When your garden grows, the weeds grow with it, and while most weeds don’t actually harm a garden, they do steal space, water and nutrients that would otherwise go to your fruits, flowers and veggies.
Understandably, you want to get rid of them, and while weed killer is a quick and easy option, deep-down you know that pulling the weeds out by hand is better both for you and the environment.
Even though lately, it feels as if it will never rain again, the time to hand-pull weeds is after a decent downpour (should we get one) as water loosens the soil, making it easier to get the entire weed in one pull – and you get the satisfaction of seeing the progress taking place in front of you.
Also, if you cut long-rooted weeds regularly, at soil level, the root is starved of the chlorophyll it needs and doesn’t disturb any weed seeds in the soil. When you’ve de-weeded an area, you can mulch it with a leaf compost, bark or other organic material. This retains crucial moisture in the soil and prevents any errant weed seeds from growing.
Rabbits, cute as they are, can be a real garden pest in the summer. From green beans to lettuce, they can’t resist your carefully tended produce. However, they do love clover so if you’ve got a bit more in your lawn than you’d like, before you pull it out, remember that it may distract unwanted visitors from your more precious plants. Likewise, enclosing your crop in chicken wire can help – make sure you push it into the soil because rabbits are master burrowers.
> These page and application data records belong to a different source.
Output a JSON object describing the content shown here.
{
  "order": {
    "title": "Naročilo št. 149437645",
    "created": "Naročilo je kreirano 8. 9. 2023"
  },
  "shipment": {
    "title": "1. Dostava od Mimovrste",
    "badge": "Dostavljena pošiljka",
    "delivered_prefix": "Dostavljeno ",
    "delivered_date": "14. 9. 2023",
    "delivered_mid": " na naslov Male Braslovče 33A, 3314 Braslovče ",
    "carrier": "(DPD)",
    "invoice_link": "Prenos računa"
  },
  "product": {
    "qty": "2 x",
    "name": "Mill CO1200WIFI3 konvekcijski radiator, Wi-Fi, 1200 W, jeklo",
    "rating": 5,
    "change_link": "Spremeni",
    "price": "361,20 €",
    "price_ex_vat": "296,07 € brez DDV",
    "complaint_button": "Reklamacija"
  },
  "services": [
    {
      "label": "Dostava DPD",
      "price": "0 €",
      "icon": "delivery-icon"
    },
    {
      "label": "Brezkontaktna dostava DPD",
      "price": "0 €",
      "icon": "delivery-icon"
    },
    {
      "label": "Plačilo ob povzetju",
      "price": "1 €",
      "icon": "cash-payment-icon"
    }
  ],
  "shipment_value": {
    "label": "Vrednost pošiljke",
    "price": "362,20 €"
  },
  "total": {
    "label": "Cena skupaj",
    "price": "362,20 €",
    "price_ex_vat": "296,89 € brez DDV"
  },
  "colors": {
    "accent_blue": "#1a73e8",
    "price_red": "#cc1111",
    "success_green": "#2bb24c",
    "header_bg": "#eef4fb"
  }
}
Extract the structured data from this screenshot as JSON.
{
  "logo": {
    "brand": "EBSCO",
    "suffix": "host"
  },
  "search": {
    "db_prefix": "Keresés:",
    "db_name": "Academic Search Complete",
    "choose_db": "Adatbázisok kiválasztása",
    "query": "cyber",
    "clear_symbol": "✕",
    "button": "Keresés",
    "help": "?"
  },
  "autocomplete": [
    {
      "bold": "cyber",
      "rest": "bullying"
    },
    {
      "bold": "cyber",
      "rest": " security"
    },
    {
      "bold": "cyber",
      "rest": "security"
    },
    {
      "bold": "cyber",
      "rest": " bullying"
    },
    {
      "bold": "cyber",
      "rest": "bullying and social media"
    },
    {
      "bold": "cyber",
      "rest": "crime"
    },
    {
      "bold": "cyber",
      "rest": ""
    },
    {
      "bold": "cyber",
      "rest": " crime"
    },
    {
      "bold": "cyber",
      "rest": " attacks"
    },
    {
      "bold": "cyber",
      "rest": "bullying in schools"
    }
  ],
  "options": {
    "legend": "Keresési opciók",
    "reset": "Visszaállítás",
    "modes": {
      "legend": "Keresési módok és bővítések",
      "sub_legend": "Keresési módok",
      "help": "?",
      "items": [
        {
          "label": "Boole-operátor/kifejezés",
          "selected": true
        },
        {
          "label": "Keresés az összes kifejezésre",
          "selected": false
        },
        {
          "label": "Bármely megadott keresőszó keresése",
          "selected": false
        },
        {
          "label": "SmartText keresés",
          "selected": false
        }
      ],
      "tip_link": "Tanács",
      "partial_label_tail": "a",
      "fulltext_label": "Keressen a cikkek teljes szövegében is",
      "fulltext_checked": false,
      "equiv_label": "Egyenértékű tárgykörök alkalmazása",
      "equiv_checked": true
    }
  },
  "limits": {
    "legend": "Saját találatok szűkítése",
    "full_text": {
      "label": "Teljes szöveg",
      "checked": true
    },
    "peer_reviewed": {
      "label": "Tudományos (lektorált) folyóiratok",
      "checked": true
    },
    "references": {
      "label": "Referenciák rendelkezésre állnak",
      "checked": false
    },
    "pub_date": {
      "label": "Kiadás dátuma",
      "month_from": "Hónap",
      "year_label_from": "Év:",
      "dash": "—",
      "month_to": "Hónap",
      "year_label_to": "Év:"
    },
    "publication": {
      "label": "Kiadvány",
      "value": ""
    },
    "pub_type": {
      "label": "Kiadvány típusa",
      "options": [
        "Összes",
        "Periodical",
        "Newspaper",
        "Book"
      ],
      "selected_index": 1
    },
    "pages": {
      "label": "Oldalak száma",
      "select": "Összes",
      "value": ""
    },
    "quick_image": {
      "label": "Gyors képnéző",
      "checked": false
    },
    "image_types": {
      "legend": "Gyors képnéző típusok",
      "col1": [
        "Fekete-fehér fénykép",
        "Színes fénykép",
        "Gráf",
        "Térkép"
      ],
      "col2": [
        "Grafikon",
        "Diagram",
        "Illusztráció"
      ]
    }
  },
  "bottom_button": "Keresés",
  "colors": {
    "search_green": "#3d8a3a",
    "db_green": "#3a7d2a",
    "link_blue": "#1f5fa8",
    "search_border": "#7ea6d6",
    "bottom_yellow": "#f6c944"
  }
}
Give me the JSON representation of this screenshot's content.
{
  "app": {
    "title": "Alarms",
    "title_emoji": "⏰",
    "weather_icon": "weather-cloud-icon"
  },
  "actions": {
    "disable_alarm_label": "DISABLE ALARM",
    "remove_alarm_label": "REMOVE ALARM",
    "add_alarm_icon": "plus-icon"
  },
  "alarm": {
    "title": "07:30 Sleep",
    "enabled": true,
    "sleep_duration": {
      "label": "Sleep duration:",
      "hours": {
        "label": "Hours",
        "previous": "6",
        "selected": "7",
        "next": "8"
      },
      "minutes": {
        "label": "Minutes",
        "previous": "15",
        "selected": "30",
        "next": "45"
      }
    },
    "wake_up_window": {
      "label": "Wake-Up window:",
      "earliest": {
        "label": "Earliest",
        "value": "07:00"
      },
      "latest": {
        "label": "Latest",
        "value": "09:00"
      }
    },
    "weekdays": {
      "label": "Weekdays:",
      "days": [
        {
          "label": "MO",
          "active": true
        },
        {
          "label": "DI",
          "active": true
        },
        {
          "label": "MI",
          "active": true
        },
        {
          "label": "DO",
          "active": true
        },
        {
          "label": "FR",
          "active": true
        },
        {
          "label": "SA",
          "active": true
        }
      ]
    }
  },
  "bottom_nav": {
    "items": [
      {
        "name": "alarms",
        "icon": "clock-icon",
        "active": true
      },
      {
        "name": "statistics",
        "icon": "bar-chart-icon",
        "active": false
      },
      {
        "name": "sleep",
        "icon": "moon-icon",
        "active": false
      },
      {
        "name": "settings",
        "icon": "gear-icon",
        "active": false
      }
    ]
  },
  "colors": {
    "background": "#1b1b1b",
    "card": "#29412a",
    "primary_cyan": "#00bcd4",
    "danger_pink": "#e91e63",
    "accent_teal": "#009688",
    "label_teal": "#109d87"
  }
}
However, spare a thought for little animals and birds getting caught before you put loose netting over your precious wares.
Natural plant deterrents
Some tactical herb planting may be another way to make your garden less attractive to intruders. Oils in many Mediterranean herbs such as lavender, rosemary and mint are too strong for some visitors – despite being delicious for us. Try growing a mint border – it may just do the job.
So, before you hit the weed-killer, why not try to work hand -in-hand with nature to keep pests at bay?